[Stored records]
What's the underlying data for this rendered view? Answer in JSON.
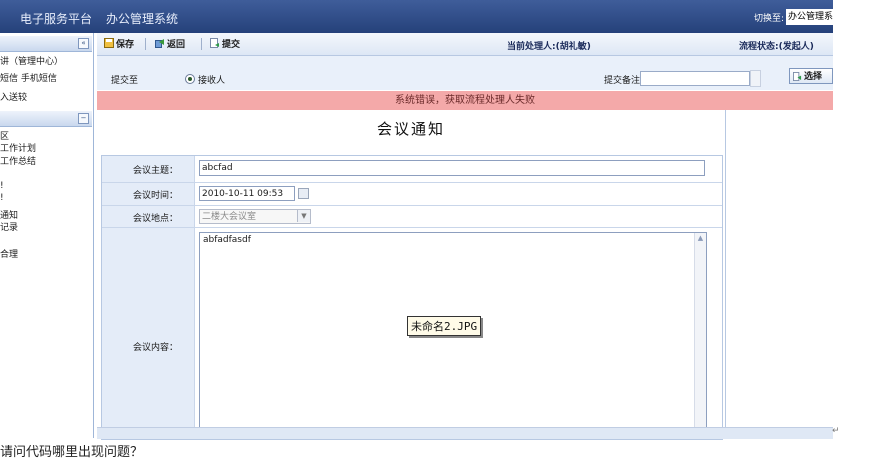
{
  "topbar": {
    "platform": "电子服务平台",
    "system": "办公管理系统",
    "switch_label": "切换至:",
    "switch_value": "办公管理系"
  },
  "left_panel": {
    "top_items": [
      "讲（管理中心）",
      "短信  手机短信",
      "入送较"
    ],
    "nav_items": [
      "区",
      "工作计划",
      "工作总结",
      "!",
      "!",
      "通知",
      "记录",
      "合理"
    ]
  },
  "toolbar": {
    "save": "保存",
    "back": "返回",
    "submit": "提交",
    "current_handler": "当前处理人:(胡礼敏)",
    "flow_status": "流程状态:(发起人)"
  },
  "submit_row": {
    "submit_to": "提交至",
    "radio_label": "接收人",
    "comment_label": "提交备注:",
    "select_button": "选择"
  },
  "error_message": "系统错误，获取流程处理人失败",
  "form": {
    "title": "会议通知",
    "fields": {
      "topic_label": "会议主题：",
      "topic_value": "abcfad",
      "time_label": "会议时间：",
      "time_value": "2010-10-11 09:53",
      "location_label": "会议地点：",
      "location_value": "二楼大会议室",
      "content_label": "会议内容：",
      "content_value": "abfadfasdf"
    }
  },
  "tooltip": "未命名2.JPG",
  "doc_text": "请问代码哪里出现问题？"
}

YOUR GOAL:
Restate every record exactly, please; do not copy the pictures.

EXERCISE ANSWER:
What's the underlying data for this rendered view? Answer in JSON.
{
  "topbar": {
    "platform": "电子服务平台",
    "system": "办公管理系统",
    "switch_label": "切换至:",
    "switch_value": "办公管理系"
  },
  "left_panel": {
    "top_items": [
      "讲（管理中心）",
      "短信  手机短信",
      "入送较"
    ],
    "nav_items": [
      "区",
      "工作计划",
      "工作总结",
      "!",
      "!",
      "通知",
      "记录",
      "合理"
    ]
  },
  "toolbar": {
    "save": "保存",
    "back": "返回",
    "submit": "提交",
    "current_handler": "当前处理人:(胡礼敏)",
    "flow_status": "流程状态:(发起人)"
  },
  "submit_row": {
    "submit_to": "提交至",
    "radio_label": "接收人",
    "comment_label": "提交备注:",
    "select_button": "选择"
  },
  "error_message": "系统错误，获取流程处理人失败",
  "form": {
    "title": "会议通知",
    "fields": {
      "topic_label": "会议主题：",
      "topic_value": "abcfad",
      "time_label": "会议时间：",
      "time_value": "2010-10-11 09:53",
      "location_label": "会议地点：",
      "location_value": "二楼大会议室",
      "content_label": "会议内容：",
      "content_value": "abfadfasdf"
    }
  },
  "tooltip": "未命名2.JPG",
  "doc_text": "请问代码哪里出现问题？"
}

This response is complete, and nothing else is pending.